We’ve all heard the buzz terms ‘Global warming’ and ‘Climate change’ at some stage of our lives.
How many of us can actually say we understand these things, though?
The scary thing is – we really need to!
In fact, we should be much more worried about climate change than we should about terrorism, and if we even spent a percentage of the budget we spend on defence on fixing our environment, we’d ironically do a far better job of ensuring our survival not only as individual nations but as a species as a whole.
Let’s recap on what global warming is before we take a look at how it specifically impacts oceans and ultimately us.
In a nutshell, global warming occurs when radioactive waves from the sun, called UV rays in common parlance, bounce off the earth’s surface but are unable to escape the layer of smog and carbon-based pollution hanging in our atmosphere, which forces them back down to the surface, causing the temperature at the surface to rise.

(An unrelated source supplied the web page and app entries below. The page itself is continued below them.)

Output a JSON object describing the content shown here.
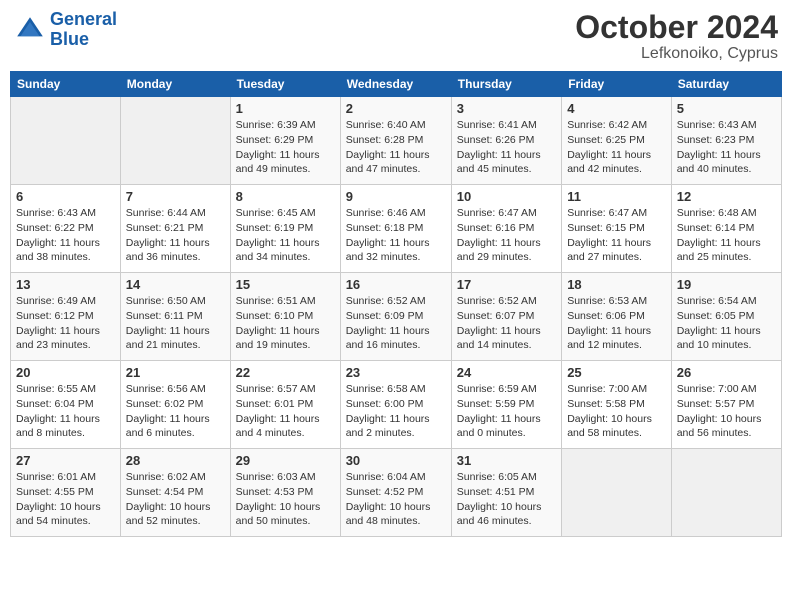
{
  "logo": {
    "line1": "General",
    "line2": "Blue"
  },
  "title": "October 2024",
  "location": "Lefkonoiko, Cyprus",
  "days_header": [
    "Sunday",
    "Monday",
    "Tuesday",
    "Wednesday",
    "Thursday",
    "Friday",
    "Saturday"
  ],
  "weeks": [
    [
      {
        "num": "",
        "info": ""
      },
      {
        "num": "",
        "info": ""
      },
      {
        "num": "1",
        "info": "Sunrise: 6:39 AM\nSunset: 6:29 PM\nDaylight: 11 hours and 49 minutes."
      },
      {
        "num": "2",
        "info": "Sunrise: 6:40 AM\nSunset: 6:28 PM\nDaylight: 11 hours and 47 minutes."
      },
      {
        "num": "3",
        "info": "Sunrise: 6:41 AM\nSunset: 6:26 PM\nDaylight: 11 hours and 45 minutes."
      },
      {
        "num": "4",
        "info": "Sunrise: 6:42 AM\nSunset: 6:25 PM\nDaylight: 11 hours and 42 minutes."
      },
      {
        "num": "5",
        "info": "Sunrise: 6:43 AM\nSunset: 6:23 PM\nDaylight: 11 hours and 40 minutes."
      }
    ],
    [
      {
        "num": "6",
        "info": "Sunrise: 6:43 AM\nSunset: 6:22 PM\nDaylight: 11 hours and 38 minutes."
      },
      {
        "num": "7",
        "info": "Sunrise: 6:44 AM\nSunset: 6:21 PM\nDaylight: 11 hours and 36 minutes."
      },
      {
        "num": "8",
        "info": "Sunrise: 6:45 AM\nSunset: 6:19 PM\nDaylight: 11 hours and 34 minutes."
      },
      {
        "num": "9",
        "info": "Sunrise: 6:46 AM\nSunset: 6:18 PM\nDaylight: 11 hours and 32 minutes."
      },
      {
        "num": "10",
        "info": "Sunrise: 6:47 AM\nSunset: 6:16 PM\nDaylight: 11 hours and 29 minutes."
      },
      {
        "num": "11",
        "info": "Sunrise: 6:47 AM\nSunset: 6:15 PM\nDaylight: 11 hours and 27 minutes."
      },
      {
        "num": "12",
        "info": "Sunrise: 6:48 AM\nSunset: 6:14 PM\nDaylight: 11 hours and 25 minutes."
      }
    ],
    [
      {
        "num": "13",
        "info": "Sunrise: 6:49 AM\nSunset: 6:12 PM\nDaylight: 11 hours and 23 minutes."
      },
      {
        "num": "14",
        "info": "Sunrise: 6:50 AM\nSunset: 6:11 PM\nDaylight: 11 hours and 21 minutes."
      },
      {
        "num": "15",
        "info": "Sunrise: 6:51 AM\nSunset: 6:10 PM\nDaylight: 11 hours and 19 minutes."
      },
      {
        "num": "16",
        "info": "Sunrise: 6:52 AM\nSunset: 6:09 PM\nDaylight: 11 hours and 16 minutes."
      },
      {
        "num": "17",
        "info": "Sunrise: 6:52 AM\nSunset: 6:07 PM\nDaylight: 11 hours and 14 minutes."
      },
      {
        "num": "18",
        "info": "Sunrise: 6:53 AM\nSunset: 6:06 PM\nDaylight: 11 hours and 12 minutes."
      },
      {
        "num": "19",
        "info": "Sunrise: 6:54 AM\nSunset: 6:05 PM\nDaylight: 11 hours and 10 minutes."
      }
    ],
    [
      {
        "num": "20",
        "info": "Sunrise: 6:55 AM\nSunset: 6:04 PM\nDaylight: 11 hours and 8 minutes."
      },
      {
        "num": "21",
        "info": "Sunrise: 6:56 AM\nSunset: 6:02 PM\nDaylight: 11 hours and 6 minutes."
      },
      {
        "num": "22",
        "info": "Sunrise: 6:57 AM\nSunset: 6:01 PM\nDaylight: 11 hours and 4 minutes."
      },
      {
        "num": "23",
        "info": "Sunrise: 6:58 AM\nSunset: 6:00 PM\nDaylight: 11 hours and 2 minutes."
      },
      {
        "num": "24",
        "info": "Sunrise: 6:59 AM\nSunset: 5:59 PM\nDaylight: 11 hours and 0 minutes."
      },
      {
        "num": "25",
        "info": "Sunrise: 7:00 AM\nSunset: 5:58 PM\nDaylight: 10 hours and 58 minutes."
      },
      {
        "num": "26",
        "info": "Sunrise: 7:00 AM\nSunset: 5:57 PM\nDaylight: 10 hours and 56 minutes."
      }
    ],
    [
      {
        "num": "27",
        "info": "Sunrise: 6:01 AM\nSunset: 4:55 PM\nDaylight: 10 hours and 54 minutes."
      },
      {
        "num": "28",
        "info": "Sunrise: 6:02 AM\nSunset: 4:54 PM\nDaylight: 10 hours and 52 minutes."
      },
      {
        "num": "29",
        "info": "Sunrise: 6:03 AM\nSunset: 4:53 PM\nDaylight: 10 hours and 50 minutes."
      },
      {
        "num": "30",
        "info": "Sunrise: 6:04 AM\nSunset: 4:52 PM\nDaylight: 10 hours and 48 minutes."
      },
      {
        "num": "31",
        "info": "Sunrise: 6:05 AM\nSunset: 4:51 PM\nDaylight: 10 hours and 46 minutes."
      },
      {
        "num": "",
        "info": ""
      },
      {
        "num": "",
        "info": ""
      }
    ]
  ]
}
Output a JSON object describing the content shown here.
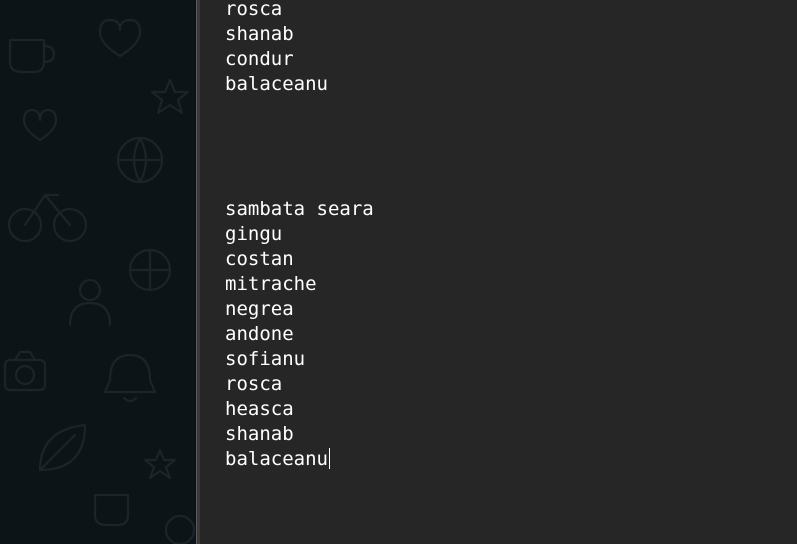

It’s a crude, simplified explanation, we know, but it explains the basics.
The problem with temperatures rising is that a sizable portion of the earth’s water is actually frozen in the ice caps at both poles. When temperatures rise, these ice caps melt, ever so slowly but surely, and as they pour into the oceans, they cause sea levels to begin to creep up.
This is problem number one. Coastal areas, which tend to be overly populated, are in great peril as a result of rising sea levels. Imagine the chaos that would unfold in and around Shanghai if the ocean rose by enough to flood a city that size?
The second problem is that rising temperatures in general, cause the temperature of the water in the oceans to rise gradually, too. This is a huge problem since the complex, intertwined and fragile ecosystems which the oceans play crucial roles in are directly threatened by these rising temperatures.
It may not seem like much to us, but a temperature rise of even 1 degree could cause untold havoc in our oceanic systems. Life forms from algae to whales would be affected, and as links in the chain begin to snap under the growing pressure, eventually the chain comes apart and the whole ecosystem fails.
The problem, of course, is that the changes global warming is forcing upon our oceans are both too gradual for us to directly notice and are too far removed from our everyday lives to grab our immediate attention.
Yet they are as real as a threat directly in front of our faces. If we don’t take immediate action to reduce our environmental impacts and reduce the speed at which global warming occurs, we could be in for a very ugly ride a lot sooner than you might think.
We’re talking a few decades now rather than centuries before we begin to feel major impacts. Only we, together as a collective, can work to stop the effects of global warming and climate change on our mother ocean.
Global warming is happening NOW. Therefore, our counteractions and solutions need to happen NOW, too.Global warming is happening NOW. Therefore, our counteractions and solutions need to happen NOW, too.Click To Tweet